> **Work order**: While you copy the lines below, skip the pictures and keep the rest exact.

> **Supplied records**:
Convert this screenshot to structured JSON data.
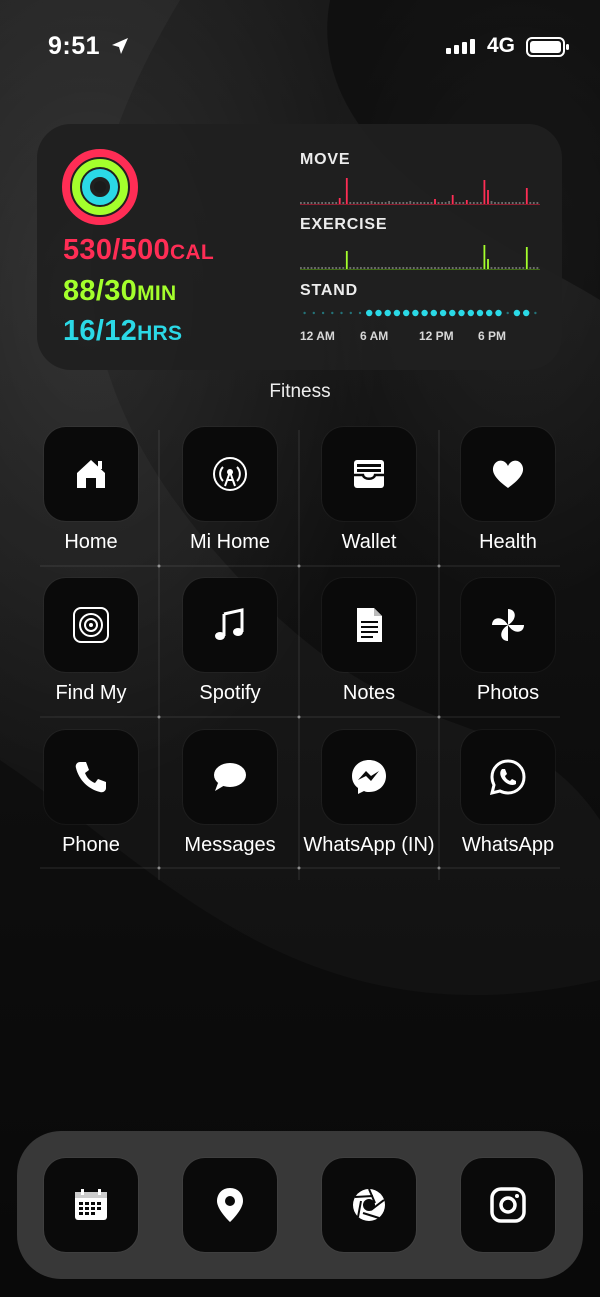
{
  "status_bar": {
    "time": "9:51",
    "network": "4G",
    "icons": [
      "location-arrow-icon",
      "cellular-signal-icon",
      "battery-icon"
    ]
  },
  "fitness_widget": {
    "move": {
      "value": "530/500",
      "unit": "CAL",
      "color": "#ff2d55"
    },
    "exercise": {
      "value": "88/30",
      "unit": "MIN",
      "color": "#a4ff2c"
    },
    "stand": {
      "value": "16/12",
      "unit": "HRS",
      "color": "#2bd9e6"
    },
    "charts": {
      "move_label": "MOVE",
      "exercise_label": "EXERCISE",
      "stand_label": "STAND",
      "time_labels": [
        "12 AM",
        "6 AM",
        "12 PM",
        "6 PM"
      ]
    },
    "label": "Fitness"
  },
  "apps": [
    {
      "label": "Home",
      "icon": "house-icon"
    },
    {
      "label": "Mi Home",
      "icon": "antenna-icon"
    },
    {
      "label": "Wallet",
      "icon": "wallet-icon"
    },
    {
      "label": "Health",
      "icon": "heart-icon"
    },
    {
      "label": "Find My",
      "icon": "radar-icon"
    },
    {
      "label": "Spotify",
      "icon": "music-note-icon"
    },
    {
      "label": "Notes",
      "icon": "document-icon"
    },
    {
      "label": "Photos",
      "icon": "pinwheel-icon"
    },
    {
      "label": "Phone",
      "icon": "phone-icon"
    },
    {
      "label": "Messages",
      "icon": "speech-bubble-icon"
    },
    {
      "label": "WhatsApp (IN)",
      "icon": "messenger-icon"
    },
    {
      "label": "WhatsApp",
      "icon": "whatsapp-icon"
    }
  ],
  "dock": [
    {
      "icon": "calendar-icon"
    },
    {
      "icon": "map-pin-icon"
    },
    {
      "icon": "camera-aperture-icon"
    },
    {
      "icon": "instagram-icon"
    }
  ]
}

> **Answer below**:
Convert this screenshot to structured JSON data.
{
  "status_bar": {
    "time": "9:51",
    "network": "4G",
    "icons": [
      "location-arrow-icon",
      "cellular-signal-icon",
      "battery-icon"
    ]
  },
  "fitness_widget": {
    "move": {
      "value": "530/500",
      "unit": "CAL",
      "color": "#ff2d55"
    },
    "exercise": {
      "value": "88/30",
      "unit": "MIN",
      "color": "#a4ff2c"
    },
    "stand": {
      "value": "16/12",
      "unit": "HRS",
      "color": "#2bd9e6"
    },
    "charts": {
      "move_label": "MOVE",
      "exercise_label": "EXERCISE",
      "stand_label": "STAND",
      "time_labels": [
        "12 AM",
        "6 AM",
        "12 PM",
        "6 PM"
      ]
    },
    "label": "Fitness"
  },
  "apps": [
    {
      "label": "Home",
      "icon": "house-icon"
    },
    {
      "label": "Mi Home",
      "icon": "antenna-icon"
    },
    {
      "label": "Wallet",
      "icon": "wallet-icon"
    },
    {
      "label": "Health",
      "icon": "heart-icon"
    },
    {
      "label": "Find My",
      "icon": "radar-icon"
    },
    {
      "label": "Spotify",
      "icon": "music-note-icon"
    },
    {
      "label": "Notes",
      "icon": "document-icon"
    },
    {
      "label": "Photos",
      "icon": "pinwheel-icon"
    },
    {
      "label": "Phone",
      "icon": "phone-icon"
    },
    {
      "label": "Messages",
      "icon": "speech-bubble-icon"
    },
    {
      "label": "WhatsApp (IN)",
      "icon": "messenger-icon"
    },
    {
      "label": "WhatsApp",
      "icon": "whatsapp-icon"
    }
  ],
  "dock": [
    {
      "icon": "calendar-icon"
    },
    {
      "icon": "map-pin-icon"
    },
    {
      "icon": "camera-aperture-icon"
    },
    {
      "icon": "instagram-icon"
    }
  ]
}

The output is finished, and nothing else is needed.